Required action:
Please return all of the records that follow, exactly as written.

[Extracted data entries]
_ _ _

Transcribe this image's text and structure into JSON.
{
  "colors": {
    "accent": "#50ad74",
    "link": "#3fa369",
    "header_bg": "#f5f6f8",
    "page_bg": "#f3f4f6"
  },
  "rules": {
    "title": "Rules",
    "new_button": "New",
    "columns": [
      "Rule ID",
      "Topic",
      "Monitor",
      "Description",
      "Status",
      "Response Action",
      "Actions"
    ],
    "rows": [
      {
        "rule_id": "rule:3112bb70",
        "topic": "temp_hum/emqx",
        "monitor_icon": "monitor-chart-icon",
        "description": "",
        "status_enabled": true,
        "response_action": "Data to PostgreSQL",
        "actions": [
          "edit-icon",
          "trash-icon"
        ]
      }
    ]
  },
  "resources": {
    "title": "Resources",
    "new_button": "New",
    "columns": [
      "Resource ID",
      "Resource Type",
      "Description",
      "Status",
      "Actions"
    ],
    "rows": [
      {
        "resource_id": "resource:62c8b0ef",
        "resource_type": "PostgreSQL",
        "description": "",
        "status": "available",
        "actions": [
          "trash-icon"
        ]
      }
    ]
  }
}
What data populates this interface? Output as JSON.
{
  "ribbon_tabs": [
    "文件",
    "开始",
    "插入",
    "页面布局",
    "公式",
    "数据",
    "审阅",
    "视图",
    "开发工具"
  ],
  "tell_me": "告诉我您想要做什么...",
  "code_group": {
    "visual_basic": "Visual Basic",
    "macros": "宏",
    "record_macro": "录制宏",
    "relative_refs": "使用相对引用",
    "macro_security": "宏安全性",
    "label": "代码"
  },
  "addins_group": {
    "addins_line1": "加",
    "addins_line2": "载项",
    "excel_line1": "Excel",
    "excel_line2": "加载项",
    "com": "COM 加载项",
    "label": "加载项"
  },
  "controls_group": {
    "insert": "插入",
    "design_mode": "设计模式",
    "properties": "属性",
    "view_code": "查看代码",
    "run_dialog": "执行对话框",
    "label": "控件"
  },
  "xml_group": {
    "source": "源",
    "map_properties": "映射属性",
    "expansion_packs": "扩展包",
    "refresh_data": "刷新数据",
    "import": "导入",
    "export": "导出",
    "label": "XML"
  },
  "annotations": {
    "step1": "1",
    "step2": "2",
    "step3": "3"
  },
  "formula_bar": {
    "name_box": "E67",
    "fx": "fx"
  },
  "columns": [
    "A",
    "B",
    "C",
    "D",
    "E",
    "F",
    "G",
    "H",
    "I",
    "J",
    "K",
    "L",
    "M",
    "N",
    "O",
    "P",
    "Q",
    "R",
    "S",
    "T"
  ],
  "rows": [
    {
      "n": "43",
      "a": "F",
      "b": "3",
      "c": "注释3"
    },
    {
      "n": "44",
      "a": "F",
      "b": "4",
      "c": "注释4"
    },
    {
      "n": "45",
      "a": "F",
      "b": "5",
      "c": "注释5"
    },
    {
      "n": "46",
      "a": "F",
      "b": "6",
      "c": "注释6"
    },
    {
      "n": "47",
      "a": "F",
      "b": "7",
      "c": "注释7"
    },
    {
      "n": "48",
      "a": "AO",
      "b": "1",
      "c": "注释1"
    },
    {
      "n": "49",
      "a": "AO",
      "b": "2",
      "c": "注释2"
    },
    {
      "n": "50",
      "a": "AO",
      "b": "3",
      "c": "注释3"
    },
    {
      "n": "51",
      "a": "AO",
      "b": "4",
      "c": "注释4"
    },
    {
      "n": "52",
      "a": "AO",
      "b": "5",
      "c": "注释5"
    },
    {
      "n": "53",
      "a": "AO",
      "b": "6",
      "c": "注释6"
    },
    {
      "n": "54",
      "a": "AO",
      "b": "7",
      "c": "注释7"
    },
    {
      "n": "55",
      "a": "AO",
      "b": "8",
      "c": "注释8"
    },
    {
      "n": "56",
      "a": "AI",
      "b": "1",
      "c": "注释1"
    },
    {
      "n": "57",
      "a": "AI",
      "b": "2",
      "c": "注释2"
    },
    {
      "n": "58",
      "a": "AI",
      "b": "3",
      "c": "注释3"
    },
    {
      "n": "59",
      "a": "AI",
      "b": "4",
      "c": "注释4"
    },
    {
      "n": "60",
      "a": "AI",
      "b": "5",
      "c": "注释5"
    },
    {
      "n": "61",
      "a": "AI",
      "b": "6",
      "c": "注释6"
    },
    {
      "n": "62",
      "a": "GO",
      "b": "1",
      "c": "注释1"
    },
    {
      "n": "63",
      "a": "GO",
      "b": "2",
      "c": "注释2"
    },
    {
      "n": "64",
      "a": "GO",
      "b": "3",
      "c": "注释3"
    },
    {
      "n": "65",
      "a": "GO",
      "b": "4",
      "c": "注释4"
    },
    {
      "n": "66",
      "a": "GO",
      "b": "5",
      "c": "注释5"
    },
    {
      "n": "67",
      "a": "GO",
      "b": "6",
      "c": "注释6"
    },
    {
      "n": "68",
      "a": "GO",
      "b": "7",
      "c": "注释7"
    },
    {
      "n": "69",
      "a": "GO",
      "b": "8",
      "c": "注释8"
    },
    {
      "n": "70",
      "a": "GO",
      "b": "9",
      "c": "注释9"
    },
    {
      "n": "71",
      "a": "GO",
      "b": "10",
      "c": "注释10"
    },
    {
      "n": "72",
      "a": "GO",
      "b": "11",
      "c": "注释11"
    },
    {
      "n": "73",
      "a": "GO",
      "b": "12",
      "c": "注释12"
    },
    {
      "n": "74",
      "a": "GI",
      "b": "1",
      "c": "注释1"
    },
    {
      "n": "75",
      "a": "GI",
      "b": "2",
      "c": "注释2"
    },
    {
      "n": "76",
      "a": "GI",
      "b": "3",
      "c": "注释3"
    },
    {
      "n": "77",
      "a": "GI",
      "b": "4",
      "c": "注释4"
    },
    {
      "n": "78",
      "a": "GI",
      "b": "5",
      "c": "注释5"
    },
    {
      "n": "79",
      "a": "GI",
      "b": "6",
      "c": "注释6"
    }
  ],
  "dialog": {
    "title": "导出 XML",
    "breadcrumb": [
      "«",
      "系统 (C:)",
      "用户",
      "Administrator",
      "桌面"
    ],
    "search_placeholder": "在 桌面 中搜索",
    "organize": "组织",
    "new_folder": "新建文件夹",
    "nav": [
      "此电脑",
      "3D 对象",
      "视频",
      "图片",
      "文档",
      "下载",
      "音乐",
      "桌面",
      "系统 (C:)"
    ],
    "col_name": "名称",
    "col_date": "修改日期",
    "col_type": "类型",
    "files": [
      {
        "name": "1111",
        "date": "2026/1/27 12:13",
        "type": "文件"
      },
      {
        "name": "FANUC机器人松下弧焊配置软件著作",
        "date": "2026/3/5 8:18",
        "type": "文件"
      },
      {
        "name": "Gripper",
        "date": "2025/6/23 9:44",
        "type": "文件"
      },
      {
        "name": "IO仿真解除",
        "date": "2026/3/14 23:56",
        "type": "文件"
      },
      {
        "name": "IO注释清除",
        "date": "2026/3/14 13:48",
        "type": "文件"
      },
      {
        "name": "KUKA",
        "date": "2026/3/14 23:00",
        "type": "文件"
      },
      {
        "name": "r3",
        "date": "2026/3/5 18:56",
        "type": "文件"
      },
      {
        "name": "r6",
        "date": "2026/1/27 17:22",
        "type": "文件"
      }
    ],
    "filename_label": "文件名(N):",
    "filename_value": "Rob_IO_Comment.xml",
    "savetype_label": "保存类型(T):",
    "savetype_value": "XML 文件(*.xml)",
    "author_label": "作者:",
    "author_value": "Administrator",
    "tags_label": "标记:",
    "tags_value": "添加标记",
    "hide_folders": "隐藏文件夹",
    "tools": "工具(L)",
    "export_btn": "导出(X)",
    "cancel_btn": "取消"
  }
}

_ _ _

Reply to the exercise:
Transcribe this image's text and structure into JSON.
{
  "colors": {
    "accent": "#50ad74",
    "link": "#3fa369",
    "header_bg": "#f5f6f8",
    "page_bg": "#f3f4f6"
  },
  "rules": {
    "title": "Rules",
    "new_button": "New",
    "columns": [
      "Rule ID",
      "Topic",
      "Monitor",
      "Description",
      "Status",
      "Response Action",
      "Actions"
    ],
    "rows": [
      {
        "rule_id": "rule:3112bb70",
        "topic": "temp_hum/emqx",
        "monitor_icon": "monitor-chart-icon",
        "description": "",
        "status_enabled": true,
        "response_action": "Data to PostgreSQL",
        "actions": [
          "edit-icon",
          "trash-icon"
        ]
      }
    ]
  },
  "resources": {
    "title": "Resources",
    "new_button": "New",
    "columns": [
      "Resource ID",
      "Resource Type",
      "Description",
      "Status",
      "Actions"
    ],
    "rows": [
      {
        "resource_id": "resource:62c8b0ef",
        "resource_type": "PostgreSQL",
        "description": "",
        "status": "available",
        "actions": [
          "trash-icon"
        ]
      }
    ]
  }
}
What data populates this interface? Output as JSON.
{
  "ribbon_tabs": [
    "文件",
    "开始",
    "插入",
    "页面布局",
    "公式",
    "数据",
    "审阅",
    "视图",
    "开发工具"
  ],
  "tell_me": "告诉我您想要做什么...",
  "code_group": {
    "visual_basic": "Visual Basic",
    "macros": "宏",
    "record_macro": "录制宏",
    "relative_refs": "使用相对引用",
    "macro_security": "宏安全性",
    "label": "代码"
  },
  "addins_group": {
    "addins_line1": "加",
    "addins_line2": "载项",
    "excel_line1": "Excel",
    "excel_line2": "加载项",
    "com": "COM 加载项",
    "label": "加载项"
  },
  "controls_group": {
    "insert": "插入",
    "design_mode": "设计模式",
    "properties": "属性",
    "view_code": "查看代码",
    "run_dialog": "执行对话框",
    "label": "控件"
  },
  "xml_group": {
    "source": "源",
    "map_properties": "映射属性",
    "expansion_packs": "扩展包",
    "refresh_data": "刷新数据",
    "import": "导入",
    "export": "导出",
    "label": "XML"
  },
  "annotations": {
    "step1": "1",
    "step2": "2",
    "step3": "3"
  },
  "formula_bar": {
    "name_box": "E67",
    "fx": "fx"
  },
  "columns": [
    "A",
    "B",
    "C",
    "D",
    "E",
    "F",
    "G",
    "H",
    "I",
    "J",
    "K",
    "L",
    "M",
    "N",
    "O",
    "P",
    "Q",
    "R",
    "S",
    "T"
  ],
  "rows": [
    {
      "n": "43",
      "a": "F",
      "b": "3",
      "c": "注释3"
    },
    {
      "n": "44",
      "a": "F",
      "b": "4",
      "c": "注释4"
    },
    {
      "n": "45",
      "a": "F",
      "b": "5",
      "c": "注释5"
    },
    {
      "n": "46",
      "a": "F",
      "b": "6",
      "c": "注释6"
    },
    {
      "n": "47",
      "a": "F",
      "b": "7",
      "c": "注释7"
    },
    {
      "n": "48",
      "a": "AO",
      "b": "1",
      "c": "注释1"
    },
    {
      "n": "49",
      "a": "AO",
      "b": "2",
      "c": "注释2"
    },
    {
      "n": "50",
      "a": "AO",
      "b": "3",
      "c": "注释3"
    },
    {
      "n": "51",
      "a": "AO",
      "b": "4",
      "c": "注释4"
    },
    {
      "n": "52",
      "a": "AO",
      "b": "5",
      "c": "注释5"
    },
    {
      "n": "53",
      "a": "AO",
      "b": "6",
      "c": "注释6"
    },
    {
      "n": "54",
      "a": "AO",
      "b": "7",
      "c": "注释7"
    },
    {
      "n": "55",
      "a": "AO",
      "b": "8",
      "c": "注释8"
    },
    {
      "n": "56",
      "a": "AI",
      "b": "1",
      "c": "注释1"
    },
    {
      "n": "57",
      "a": "AI",
      "b": "2",
      "c": "注释2"
    },
    {
      "n": "58",
      "a": "AI",
      "b": "3",
      "c": "注释3"
    },
    {
      "n": "59",
      "a": "AI",
      "b": "4",
      "c": "注释4"
    },
    {
      "n": "60",
      "a": "AI",
      "b": "5",
      "c": "注释5"
    },
    {
      "n": "61",
      "a": "AI",
      "b": "6",
      "c": "注释6"
    },
    {
      "n": "62",
      "a": "GO",
      "b": "1",
      "c": "注释1"
    },
    {
      "n": "63",
      "a": "GO",
      "b": "2",
      "c": "注释2"
    },
    {
      "n": "64",
      "a": "GO",
      "b": "3",
      "c": "注释3"
    },
    {
      "n": "65",
      "a": "GO",
      "b": "4",
      "c": "注释4"
    },
    {
      "n": "66",
      "a": "GO",
      "b": "5",
      "c": "注释5"
    },
    {
      "n": "67",
      "a": "GO",
      "b": "6",
      "c": "注释6"
    },
    {
      "n": "68",
      "a": "GO",
      "b": "7",
      "c": "注释7"
    },
    {
      "n": "69",
      "a": "GO",
      "b": "8",
      "c": "注释8"
    },
    {
      "n": "70",
      "a": "GO",
      "b": "9",
      "c": "注释9"
    },
    {
      "n": "71",
      "a": "GO",
      "b": "10",
      "c": "注释10"
    },
    {
      "n": "72",
      "a": "GO",
      "b": "11",
      "c": "注释11"
    },
    {
      "n": "73",
      "a": "GO",
      "b": "12",
      "c": "注释12"
    },
    {
      "n": "74",
      "a": "GI",
      "b": "1",
      "c": "注释1"
    },
    {
      "n": "75",
      "a": "GI",
      "b": "2",
      "c": "注释2"
    },
    {
      "n": "76",
      "a": "GI",
      "b": "3",
      "c": "注释3"
    },
    {
      "n": "77",
      "a": "GI",
      "b": "4",
      "c": "注释4"
    },
    {
      "n": "78",
      "a": "GI",
      "b": "5",
      "c": "注释5"
    },
    {
      "n": "79",
      "a": "GI",
      "b": "6",
      "c": "注释6"
    }
  ],
  "dialog": {
    "title": "导出 XML",
    "breadcrumb": [
      "«",
      "系统 (C:)",
      "用户",
      "Administrator",
      "桌面"
    ],
    "search_placeholder": "在 桌面 中搜索",
    "organize": "组织",
    "new_folder": "新建文件夹",
    "nav": [
      "此电脑",
      "3D 对象",
      "视频",
      "图片",
      "文档",
      "下载",
      "音乐",
      "桌面",
      "系统 (C:)"
    ],
    "col_name": "名称",
    "col_date": "修改日期",
    "col_type": "类型",
    "files": [
      {
        "name": "1111",
        "date": "2026/1/27 12:13",
        "type": "文件"
      },
      {
        "name": "FANUC机器人松下弧焊配置软件著作",
        "date": "2026/3/5 8:18",
        "type": "文件"
      },
      {
        "name": "Gripper",
        "date": "2025/6/23 9:44",
        "type": "文件"
      },
      {
        "name": "IO仿真解除",
        "date": "2026/3/14 23:56",
        "type": "文件"
      },
      {
        "name": "IO注释清除",
        "date": "2026/3/14 13:48",
        "type": "文件"
      },
      {
        "name": "KUKA",
        "date": "2026/3/14 23:00",
        "type": "文件"
      },
      {
        "name": "r3",
        "date": "2026/3/5 18:56",
        "type": "文件"
      },
      {
        "name": "r6",
        "date": "2026/1/27 17:22",
        "type": "文件"
      }
    ],
    "filename_label": "文件名(N):",
    "filename_value": "Rob_IO_Comment.xml",
    "savetype_label": "保存类型(T):",
    "savetype_value": "XML 文件(*.xml)",
    "author_label": "作者:",
    "author_value": "Administrator",
    "tags_label": "标记:",
    "tags_value": "添加标记",
    "hide_folders": "隐藏文件夹",
    "tools": "工具(L)",
    "export_btn": "导出(X)",
    "cancel_btn": "取消"
  }
}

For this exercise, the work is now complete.